The high bidders would have to replace the reserve oil at a later date, when oil prices fall and oil supplies begin to loosen.
A similar exchange occurred in July, when the oil companies Citgo and Conoco "borrowed" 1 million barrels to keep two refineries open when shipping lanes to the facilities were blocked by a sunken ship.
In 1996, ARCO took 900,000 barrels from the reserve to remedy a pipeline glitch, then returned the oil, plus $2 million in cash.
Still, this sale is remarkable because of its size, and because no single emergency has precipitated it. Even during the Persian Gulf war, sales from the reserve totaled just 21 million barrels, and that was over seven months, not 30 days, said retired Adm. James Watkins, President George Bush's energy secretary.
Watkins, who was made available to reporters by the Republican National Committee, charged that Clinton's order constituted "a very serious violation" and "misuse" of the law that created the reserve during the energy crisis of the early 1970s.
"We don't have a national emergency," Watkins said.
Richardson disagreed. The oil reserve was set aside for a rainy day, he said, and "we think this is a rainy day."
The American Petroleum Institute, which represents the oil industry, was quick to decry government interference in the free market. Independent analysts say 1 million new barrels a day over 30 days will lower prices, at least in the short run. Americans consume 15.3 million barrels a day, according to Mark Wilson, an energy research fellow at the Heritage Foundation.
Wilson, who opposes the sale, predicted that it would likely drop prices at the pump by a nickel. In April 1996, when Clinton ordered the release of 12 million barrels, gas prices dropped 4.62 cents almost at once.
Oil prices have been falling, from a high of nearly $38 a barrel on Wednesday to $32 yesterday. The administration's announcement will push them down further, Wilson said.
The only risk, Wilson said, would be an unexpected early cold snap, a natural disaster or political unrest in the Middle East that might swamp any benefit that a reserve sale could reap.
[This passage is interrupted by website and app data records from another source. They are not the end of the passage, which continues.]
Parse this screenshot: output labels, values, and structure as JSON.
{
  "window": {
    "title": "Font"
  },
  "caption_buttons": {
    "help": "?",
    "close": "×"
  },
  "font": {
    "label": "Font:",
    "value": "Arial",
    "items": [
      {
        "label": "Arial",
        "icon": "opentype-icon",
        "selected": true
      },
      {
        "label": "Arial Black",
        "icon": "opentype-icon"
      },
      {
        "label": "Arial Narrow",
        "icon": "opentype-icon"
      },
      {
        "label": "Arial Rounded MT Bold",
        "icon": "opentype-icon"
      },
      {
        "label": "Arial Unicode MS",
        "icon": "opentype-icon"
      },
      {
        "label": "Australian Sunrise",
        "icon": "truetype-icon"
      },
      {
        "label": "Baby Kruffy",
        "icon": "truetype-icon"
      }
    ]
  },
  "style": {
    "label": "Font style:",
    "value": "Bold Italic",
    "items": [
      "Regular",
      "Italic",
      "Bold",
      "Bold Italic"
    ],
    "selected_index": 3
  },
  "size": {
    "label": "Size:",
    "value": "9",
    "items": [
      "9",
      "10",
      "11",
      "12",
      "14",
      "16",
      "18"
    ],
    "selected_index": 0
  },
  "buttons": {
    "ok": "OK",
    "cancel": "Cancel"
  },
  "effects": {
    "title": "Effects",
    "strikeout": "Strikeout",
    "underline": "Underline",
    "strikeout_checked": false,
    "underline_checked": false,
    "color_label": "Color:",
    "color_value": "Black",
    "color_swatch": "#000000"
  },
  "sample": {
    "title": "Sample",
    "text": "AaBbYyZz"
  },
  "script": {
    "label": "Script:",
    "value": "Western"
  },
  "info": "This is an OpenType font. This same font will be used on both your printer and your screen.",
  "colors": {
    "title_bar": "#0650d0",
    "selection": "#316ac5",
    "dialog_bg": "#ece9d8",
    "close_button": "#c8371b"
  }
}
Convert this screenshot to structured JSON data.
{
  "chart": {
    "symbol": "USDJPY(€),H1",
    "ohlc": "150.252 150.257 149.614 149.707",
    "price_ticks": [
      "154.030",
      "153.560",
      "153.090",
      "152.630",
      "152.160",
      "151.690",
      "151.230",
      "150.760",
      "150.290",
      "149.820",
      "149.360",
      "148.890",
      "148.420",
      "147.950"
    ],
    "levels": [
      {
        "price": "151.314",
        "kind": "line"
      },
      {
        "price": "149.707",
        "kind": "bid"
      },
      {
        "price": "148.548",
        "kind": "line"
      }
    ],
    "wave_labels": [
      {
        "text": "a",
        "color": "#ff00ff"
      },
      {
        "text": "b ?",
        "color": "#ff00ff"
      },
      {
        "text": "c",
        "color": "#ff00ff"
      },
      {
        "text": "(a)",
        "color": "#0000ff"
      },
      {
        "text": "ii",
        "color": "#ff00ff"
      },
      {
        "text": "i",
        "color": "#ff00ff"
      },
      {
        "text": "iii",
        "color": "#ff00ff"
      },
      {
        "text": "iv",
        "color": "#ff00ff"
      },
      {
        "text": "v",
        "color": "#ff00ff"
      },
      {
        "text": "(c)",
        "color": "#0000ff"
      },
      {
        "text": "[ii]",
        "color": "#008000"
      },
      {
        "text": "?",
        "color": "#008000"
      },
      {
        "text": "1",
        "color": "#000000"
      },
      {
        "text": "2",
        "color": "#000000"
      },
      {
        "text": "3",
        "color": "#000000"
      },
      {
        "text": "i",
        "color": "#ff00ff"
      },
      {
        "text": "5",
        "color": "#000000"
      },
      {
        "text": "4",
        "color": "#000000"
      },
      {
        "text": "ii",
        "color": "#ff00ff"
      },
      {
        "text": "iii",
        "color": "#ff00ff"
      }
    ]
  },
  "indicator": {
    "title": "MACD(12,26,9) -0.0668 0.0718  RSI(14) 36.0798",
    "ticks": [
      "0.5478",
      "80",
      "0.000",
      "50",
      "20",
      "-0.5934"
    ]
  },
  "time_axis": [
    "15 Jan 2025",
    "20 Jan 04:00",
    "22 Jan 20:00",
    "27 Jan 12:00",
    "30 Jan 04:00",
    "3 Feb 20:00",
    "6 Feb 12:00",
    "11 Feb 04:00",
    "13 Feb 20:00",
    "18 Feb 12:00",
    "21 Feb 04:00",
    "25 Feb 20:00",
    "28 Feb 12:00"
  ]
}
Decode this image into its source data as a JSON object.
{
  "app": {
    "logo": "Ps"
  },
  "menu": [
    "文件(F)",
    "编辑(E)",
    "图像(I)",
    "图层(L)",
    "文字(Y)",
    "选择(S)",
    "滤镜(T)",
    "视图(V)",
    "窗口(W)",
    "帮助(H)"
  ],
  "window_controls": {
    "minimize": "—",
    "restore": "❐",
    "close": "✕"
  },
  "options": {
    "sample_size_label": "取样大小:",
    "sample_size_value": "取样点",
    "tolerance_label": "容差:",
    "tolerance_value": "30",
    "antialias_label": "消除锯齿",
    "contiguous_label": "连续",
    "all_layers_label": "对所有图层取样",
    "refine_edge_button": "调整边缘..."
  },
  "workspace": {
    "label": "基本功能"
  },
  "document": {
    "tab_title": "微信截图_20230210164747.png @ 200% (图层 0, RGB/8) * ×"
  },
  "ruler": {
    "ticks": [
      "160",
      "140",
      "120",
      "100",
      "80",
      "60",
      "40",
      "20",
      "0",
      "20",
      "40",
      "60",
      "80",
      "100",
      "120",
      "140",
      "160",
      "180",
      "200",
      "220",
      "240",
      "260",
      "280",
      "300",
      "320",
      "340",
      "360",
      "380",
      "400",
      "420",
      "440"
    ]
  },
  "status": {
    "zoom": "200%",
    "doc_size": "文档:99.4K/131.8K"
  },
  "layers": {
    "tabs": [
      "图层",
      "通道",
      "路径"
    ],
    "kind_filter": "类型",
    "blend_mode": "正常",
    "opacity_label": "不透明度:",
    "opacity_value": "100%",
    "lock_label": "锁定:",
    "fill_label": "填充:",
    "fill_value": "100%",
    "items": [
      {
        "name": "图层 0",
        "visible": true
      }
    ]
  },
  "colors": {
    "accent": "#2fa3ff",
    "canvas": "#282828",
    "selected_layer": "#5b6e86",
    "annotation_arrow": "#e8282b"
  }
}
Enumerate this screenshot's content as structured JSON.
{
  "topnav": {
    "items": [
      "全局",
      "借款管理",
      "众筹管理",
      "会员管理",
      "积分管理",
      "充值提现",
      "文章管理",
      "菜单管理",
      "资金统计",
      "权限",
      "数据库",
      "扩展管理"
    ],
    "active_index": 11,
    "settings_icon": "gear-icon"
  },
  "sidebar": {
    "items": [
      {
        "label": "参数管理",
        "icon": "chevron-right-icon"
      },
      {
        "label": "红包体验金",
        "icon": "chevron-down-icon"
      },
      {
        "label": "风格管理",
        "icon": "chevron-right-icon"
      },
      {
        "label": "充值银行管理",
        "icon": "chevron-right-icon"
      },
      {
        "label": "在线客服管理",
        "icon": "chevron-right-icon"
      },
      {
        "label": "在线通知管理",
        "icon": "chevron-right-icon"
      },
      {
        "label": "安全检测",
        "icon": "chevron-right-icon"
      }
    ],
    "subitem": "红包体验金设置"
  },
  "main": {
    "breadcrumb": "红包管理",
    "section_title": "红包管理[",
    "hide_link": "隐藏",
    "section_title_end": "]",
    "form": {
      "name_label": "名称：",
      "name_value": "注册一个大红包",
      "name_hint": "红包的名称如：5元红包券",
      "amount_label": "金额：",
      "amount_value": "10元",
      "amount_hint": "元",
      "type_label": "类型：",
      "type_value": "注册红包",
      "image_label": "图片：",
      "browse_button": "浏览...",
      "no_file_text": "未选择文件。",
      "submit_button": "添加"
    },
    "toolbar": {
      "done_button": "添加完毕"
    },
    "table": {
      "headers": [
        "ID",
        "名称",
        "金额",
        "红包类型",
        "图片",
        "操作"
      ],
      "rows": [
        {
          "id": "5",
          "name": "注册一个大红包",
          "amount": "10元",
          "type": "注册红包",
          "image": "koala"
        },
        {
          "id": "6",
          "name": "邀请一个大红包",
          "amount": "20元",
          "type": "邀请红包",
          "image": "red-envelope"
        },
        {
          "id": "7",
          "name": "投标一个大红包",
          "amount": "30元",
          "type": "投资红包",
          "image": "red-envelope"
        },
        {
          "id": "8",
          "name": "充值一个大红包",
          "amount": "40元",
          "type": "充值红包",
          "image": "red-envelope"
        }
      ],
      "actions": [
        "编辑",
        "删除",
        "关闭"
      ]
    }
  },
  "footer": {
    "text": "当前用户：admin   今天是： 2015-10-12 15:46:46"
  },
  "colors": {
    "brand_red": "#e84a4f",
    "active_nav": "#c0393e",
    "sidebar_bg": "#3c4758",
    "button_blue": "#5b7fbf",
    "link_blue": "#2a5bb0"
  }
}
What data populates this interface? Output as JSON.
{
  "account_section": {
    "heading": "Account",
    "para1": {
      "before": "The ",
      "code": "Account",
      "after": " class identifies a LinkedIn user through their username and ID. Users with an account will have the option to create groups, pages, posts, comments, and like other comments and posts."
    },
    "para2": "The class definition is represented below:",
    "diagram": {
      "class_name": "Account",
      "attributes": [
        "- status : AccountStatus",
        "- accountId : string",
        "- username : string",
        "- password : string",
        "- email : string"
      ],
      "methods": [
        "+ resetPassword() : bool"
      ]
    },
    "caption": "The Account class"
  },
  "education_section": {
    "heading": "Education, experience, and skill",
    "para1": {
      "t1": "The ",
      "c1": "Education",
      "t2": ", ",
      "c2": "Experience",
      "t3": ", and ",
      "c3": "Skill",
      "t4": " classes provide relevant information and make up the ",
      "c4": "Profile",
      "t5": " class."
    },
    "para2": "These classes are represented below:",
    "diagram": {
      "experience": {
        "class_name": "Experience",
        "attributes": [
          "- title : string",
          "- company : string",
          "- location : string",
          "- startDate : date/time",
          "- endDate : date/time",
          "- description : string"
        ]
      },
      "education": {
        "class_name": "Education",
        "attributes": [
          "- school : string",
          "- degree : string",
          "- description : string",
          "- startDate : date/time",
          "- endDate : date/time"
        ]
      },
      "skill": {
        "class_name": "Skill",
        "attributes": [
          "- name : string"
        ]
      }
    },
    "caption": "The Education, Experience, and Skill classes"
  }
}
"But that's a gamble that President Clinton and Al Gore are willing to take," Wilson said.
Richardson insisted the release is not designed so much to lower prices as to increase the supply of home heating oil this winter. He estimated that the 30 million barrels now will encourage refiners to divert some crude oil away from gasoline production to home heating oil.
It should also lower the price of diesel fuel to ease the truck transport of heating oil to the northern states, Richardson said.
"The president's reasons for taking this action are very clear," Richardson said. "Portland, Maine, will be in the 50s next week. So will Minneapolis. And it snowed in the Rockies yesterday. We need to make sure that American families keep warm."
Despite Richardson's claim that politics was not involved, the release appeared carefully choreographed. The move had been strenuously debated within the administration, with Treasury Secretary Lawrence Summers strongly opposed and Richardson strongly in favor.
By the time Gore made his high- profile demand Thursday in Southern Maryland for a release from the reserve, top administration officials had fallen into line. Gore made headlines with his demand one day, and that demand was met the next.
Gore campaign spokesman Chris Lehane fired back against opponents of the release with perhaps the harshest language since the oil debate broke out, labeling critics of the sale "apologists for the oil industry."
Noting that Bush and his running mate, Dick Cheney, both worked in the oil industry, Lehane said, "Al Gore believes Americans should not have to choose between heating and eating this winter, while Bush and Cheney do not want to spoil their big-oil connections. That is why the Republican presidential ticket is not for opening the spigot."
In truth, the political divide on the issue does not fall along party lines but regional ones. Northeastern Republicans and Democrats alike had been pushing the White House to tap the reserve. Oil state lawmakers, whose petroleum companies profit from high prices, strenuously oppose the move.